Cinderella - Perth Theatre

* * * *

It’s typical of the inspiration O’Riordan has brought to this lovely Victorian theatre over the last two years that she has chosen a Cinderella which nods gracefully at this melancholy mood, before looking forward to a bright future.

Alan McHugh’s version of the tale is set in a run-down theatre, The Palace, where Cinders slaves in an attic wardrobe department while her nasty stepmother, Cressida, hatches a plan to run the theatre into the ground, mainly by letting her ghastly daughters Luvvie and Darling appear in every show.

The story otherwise follows a conventional path, as Anne Kidd’s fairy godmother rhymes her way around the building and nearby woods, making sure Helen Mackay’s beautiful, wide-eyed Cinders meets her Prince, and that the course of true love eventually runs smoothly.

Along the way there are many rich and gorgeous aspects to this good-looking show, with Barrie Hunter in rip-roaring form as the leading ugly sister, Luvvie, and the local jokes coming thick and fast. Becky Minto’s sets introduce a note of dusty, lyrical beauty sadly lacking in most Scottish pantos this year, and Ewan Donald makes a strong and gifted Buttons, set to inherit his beloved theatre when Cinderella marries her prince.

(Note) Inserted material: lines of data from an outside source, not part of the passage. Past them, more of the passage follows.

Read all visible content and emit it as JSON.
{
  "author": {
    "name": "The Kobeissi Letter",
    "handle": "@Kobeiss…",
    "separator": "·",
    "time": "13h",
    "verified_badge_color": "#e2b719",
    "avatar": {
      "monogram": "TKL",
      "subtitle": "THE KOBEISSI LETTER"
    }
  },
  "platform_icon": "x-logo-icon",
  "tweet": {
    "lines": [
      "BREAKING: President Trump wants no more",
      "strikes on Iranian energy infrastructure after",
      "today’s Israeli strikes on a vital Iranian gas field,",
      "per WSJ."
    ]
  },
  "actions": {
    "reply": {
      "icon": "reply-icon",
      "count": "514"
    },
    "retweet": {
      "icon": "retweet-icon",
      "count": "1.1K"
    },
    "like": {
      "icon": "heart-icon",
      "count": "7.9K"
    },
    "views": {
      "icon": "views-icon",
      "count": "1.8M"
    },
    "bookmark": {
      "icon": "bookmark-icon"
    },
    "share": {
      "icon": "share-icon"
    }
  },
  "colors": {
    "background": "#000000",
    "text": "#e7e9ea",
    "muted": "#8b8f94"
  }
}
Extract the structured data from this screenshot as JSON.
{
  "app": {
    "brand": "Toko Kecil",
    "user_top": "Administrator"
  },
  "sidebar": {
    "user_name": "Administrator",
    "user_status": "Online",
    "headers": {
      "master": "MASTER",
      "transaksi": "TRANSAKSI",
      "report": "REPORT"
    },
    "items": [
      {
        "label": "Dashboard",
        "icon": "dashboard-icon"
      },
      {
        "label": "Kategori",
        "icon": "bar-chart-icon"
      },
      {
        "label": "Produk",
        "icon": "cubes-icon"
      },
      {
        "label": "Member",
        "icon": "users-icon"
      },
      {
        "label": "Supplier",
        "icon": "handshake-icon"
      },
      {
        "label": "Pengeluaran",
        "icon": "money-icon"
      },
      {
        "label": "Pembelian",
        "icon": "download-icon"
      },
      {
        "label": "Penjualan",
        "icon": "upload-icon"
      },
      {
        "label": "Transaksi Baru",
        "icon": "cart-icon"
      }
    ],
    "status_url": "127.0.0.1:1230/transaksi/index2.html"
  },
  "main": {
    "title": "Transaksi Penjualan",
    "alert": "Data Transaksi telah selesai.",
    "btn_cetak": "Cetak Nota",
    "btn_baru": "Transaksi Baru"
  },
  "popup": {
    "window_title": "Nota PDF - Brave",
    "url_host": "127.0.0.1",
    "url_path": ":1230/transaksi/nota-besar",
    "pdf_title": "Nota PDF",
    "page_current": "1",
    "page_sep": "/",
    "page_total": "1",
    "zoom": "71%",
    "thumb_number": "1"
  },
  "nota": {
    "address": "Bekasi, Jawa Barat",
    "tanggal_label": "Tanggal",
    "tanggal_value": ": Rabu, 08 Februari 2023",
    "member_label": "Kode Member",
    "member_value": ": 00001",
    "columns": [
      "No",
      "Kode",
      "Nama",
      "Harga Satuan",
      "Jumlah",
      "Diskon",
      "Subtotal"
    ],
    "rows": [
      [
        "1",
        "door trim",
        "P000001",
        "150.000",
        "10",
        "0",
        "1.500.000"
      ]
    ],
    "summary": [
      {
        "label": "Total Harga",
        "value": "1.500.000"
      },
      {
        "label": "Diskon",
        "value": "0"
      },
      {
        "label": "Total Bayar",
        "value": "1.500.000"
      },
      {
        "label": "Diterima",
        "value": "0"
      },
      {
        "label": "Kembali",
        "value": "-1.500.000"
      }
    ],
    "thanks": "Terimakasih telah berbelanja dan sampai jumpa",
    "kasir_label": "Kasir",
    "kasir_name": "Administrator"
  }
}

It’s Buttons who delivers the epilogue, reminding us that the theatre belongs to all of us, on stage and in the auditorium; and to judge by the warmth of the applause, Perth Theatre’s audience will be ready and waiting when the lights go up again in 2016.